She laid down on the grass beside the cross and wiped more tears.
When she finished talking to the wooden marker, she pulled out her phone and opened the Bible app. Psalm 91. She read it out loud to the green grass and the chirping crickets and the birds perched in the trees. She read it for her mom and mostly she read it for herself.
She wasn’t sure how long it had been, but the sun was lower in the sky. It was definitely past noon and her stomach growled in complaint. Stacey slowly rose from the ground and brushed the grass from her clothes. The pain was still great, but something had shifted in her heart. Her Mother knew her so well, she knew Stacey would need to hear from her. “Thank you, Momma,” she whispered as she headed to the house.
There was no one but the birds to testify to what happened next…it was vulnerable and beautiful and just what her Mom would’ve wanted…
Stacey stopped threw her hands in the air and began to sing with abandon…
“Because He lives, I can face tomorrow,
Because he lives, all fear is gone,
Because I know, I know he holds the future,
And life is worth the living, just because he lives.”
Happy Mother’s Day to all the Moms!

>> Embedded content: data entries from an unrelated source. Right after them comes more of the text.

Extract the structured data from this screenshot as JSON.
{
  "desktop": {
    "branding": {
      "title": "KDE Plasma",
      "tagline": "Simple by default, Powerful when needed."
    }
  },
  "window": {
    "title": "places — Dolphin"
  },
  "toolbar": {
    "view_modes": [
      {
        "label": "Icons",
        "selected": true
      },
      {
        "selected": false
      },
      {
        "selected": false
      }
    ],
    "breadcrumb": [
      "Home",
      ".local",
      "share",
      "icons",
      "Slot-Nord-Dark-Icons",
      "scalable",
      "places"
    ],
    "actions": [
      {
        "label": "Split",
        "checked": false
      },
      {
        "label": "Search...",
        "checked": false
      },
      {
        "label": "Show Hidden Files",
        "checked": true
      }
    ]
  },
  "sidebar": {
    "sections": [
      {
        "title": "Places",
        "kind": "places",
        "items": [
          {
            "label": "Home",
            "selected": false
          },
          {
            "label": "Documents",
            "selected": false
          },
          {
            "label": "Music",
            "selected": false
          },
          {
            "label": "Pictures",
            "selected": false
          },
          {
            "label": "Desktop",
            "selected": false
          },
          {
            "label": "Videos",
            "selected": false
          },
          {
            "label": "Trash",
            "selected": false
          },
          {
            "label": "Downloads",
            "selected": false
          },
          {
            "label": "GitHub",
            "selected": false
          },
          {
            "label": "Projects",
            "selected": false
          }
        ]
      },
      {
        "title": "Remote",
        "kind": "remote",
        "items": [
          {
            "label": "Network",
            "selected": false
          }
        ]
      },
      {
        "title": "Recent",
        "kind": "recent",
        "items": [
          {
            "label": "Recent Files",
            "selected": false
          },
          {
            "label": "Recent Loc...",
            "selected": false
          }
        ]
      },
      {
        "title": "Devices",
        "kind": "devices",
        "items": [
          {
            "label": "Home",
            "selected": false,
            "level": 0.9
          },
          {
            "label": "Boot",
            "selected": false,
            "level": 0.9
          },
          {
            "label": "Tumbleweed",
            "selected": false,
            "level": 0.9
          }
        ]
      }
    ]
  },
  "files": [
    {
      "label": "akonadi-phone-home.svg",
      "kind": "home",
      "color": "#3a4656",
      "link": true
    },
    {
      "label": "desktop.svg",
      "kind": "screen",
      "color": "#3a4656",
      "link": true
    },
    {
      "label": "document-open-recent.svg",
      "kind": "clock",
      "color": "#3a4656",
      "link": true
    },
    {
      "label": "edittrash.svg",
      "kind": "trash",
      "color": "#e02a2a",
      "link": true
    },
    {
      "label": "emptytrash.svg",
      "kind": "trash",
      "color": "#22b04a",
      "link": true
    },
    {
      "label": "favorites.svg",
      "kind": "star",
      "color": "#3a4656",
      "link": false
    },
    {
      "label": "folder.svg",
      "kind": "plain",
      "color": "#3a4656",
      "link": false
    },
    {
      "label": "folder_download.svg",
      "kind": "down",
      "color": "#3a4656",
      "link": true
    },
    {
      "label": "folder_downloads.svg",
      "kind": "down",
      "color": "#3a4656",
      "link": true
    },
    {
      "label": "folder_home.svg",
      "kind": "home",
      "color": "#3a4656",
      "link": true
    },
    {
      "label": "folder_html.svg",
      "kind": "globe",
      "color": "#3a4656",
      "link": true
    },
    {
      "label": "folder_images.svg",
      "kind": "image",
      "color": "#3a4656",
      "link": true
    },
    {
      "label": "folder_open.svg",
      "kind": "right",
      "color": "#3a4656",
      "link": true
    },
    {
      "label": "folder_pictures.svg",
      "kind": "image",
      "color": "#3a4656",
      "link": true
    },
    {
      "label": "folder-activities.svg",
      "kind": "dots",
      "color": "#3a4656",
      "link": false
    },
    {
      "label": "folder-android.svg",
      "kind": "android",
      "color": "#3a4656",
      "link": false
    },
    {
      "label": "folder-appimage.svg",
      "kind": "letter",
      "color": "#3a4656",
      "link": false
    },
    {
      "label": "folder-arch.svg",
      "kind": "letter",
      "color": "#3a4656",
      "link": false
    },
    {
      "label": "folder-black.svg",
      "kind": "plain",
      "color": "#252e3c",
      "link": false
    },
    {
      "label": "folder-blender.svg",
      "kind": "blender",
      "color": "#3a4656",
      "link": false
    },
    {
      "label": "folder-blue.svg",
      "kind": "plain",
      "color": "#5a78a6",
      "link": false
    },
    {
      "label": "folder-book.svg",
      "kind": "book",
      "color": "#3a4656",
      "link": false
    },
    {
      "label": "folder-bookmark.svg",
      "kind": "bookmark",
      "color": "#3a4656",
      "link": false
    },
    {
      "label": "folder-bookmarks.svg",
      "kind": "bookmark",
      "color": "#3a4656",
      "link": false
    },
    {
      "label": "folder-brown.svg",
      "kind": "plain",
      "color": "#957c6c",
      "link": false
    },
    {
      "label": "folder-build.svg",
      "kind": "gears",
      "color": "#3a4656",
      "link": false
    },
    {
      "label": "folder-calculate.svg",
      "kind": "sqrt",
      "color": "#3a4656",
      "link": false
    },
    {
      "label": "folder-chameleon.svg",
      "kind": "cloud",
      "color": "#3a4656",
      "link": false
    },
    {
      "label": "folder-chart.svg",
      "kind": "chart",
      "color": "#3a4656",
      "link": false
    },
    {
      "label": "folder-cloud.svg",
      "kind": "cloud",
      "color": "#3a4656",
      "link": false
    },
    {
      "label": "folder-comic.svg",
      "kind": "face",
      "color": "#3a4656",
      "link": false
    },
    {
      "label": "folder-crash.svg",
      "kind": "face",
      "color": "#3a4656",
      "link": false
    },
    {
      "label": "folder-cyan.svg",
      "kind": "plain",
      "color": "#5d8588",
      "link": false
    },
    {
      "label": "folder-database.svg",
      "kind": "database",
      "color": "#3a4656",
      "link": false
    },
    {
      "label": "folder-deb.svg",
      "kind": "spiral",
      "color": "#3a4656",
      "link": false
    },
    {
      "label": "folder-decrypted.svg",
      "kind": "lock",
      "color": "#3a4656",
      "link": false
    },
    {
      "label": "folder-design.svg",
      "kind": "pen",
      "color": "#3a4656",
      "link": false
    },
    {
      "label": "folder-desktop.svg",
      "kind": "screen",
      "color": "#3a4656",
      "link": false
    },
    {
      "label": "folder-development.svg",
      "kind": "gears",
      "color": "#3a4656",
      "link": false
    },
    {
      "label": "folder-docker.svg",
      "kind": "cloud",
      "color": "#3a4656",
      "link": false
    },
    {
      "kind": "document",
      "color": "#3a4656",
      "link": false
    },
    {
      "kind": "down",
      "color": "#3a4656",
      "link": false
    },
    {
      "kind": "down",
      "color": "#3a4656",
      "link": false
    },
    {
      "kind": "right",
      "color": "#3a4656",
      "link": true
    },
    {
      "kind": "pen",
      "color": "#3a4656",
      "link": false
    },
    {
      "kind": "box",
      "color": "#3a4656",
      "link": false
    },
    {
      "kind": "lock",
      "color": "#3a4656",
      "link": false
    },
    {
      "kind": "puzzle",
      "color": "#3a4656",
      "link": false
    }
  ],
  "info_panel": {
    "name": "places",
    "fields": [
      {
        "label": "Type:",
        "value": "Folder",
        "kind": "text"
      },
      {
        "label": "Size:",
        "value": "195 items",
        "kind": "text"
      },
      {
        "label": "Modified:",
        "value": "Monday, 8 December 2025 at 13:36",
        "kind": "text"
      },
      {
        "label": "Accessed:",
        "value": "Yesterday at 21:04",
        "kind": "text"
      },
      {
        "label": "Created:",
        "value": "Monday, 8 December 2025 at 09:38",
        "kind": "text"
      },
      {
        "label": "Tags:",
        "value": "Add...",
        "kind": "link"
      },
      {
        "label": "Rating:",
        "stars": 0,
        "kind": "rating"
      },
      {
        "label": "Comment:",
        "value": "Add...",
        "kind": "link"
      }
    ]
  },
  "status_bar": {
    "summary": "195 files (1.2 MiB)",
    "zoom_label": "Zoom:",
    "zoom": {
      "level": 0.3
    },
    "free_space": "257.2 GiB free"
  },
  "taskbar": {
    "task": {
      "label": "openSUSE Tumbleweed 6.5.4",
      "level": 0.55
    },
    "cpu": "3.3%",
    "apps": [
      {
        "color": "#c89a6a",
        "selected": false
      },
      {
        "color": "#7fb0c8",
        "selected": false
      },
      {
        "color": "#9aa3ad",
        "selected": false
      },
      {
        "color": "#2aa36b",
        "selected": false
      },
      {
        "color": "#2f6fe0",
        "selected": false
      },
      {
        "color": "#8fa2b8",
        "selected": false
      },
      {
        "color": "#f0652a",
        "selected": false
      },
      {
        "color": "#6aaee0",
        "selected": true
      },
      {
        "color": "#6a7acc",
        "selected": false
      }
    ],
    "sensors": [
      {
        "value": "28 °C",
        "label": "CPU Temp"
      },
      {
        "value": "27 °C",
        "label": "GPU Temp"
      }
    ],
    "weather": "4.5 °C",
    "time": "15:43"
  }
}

To those of us whose Moms are in heaven, may we celebrate the lives they lived. I’ve learned so much about grief over the years since mine went to heaven and one thing is certain, we all grieve in our own way and in our own time. Be patient with yourself, and take Ruth’s advice, trust God, he really does know what is best.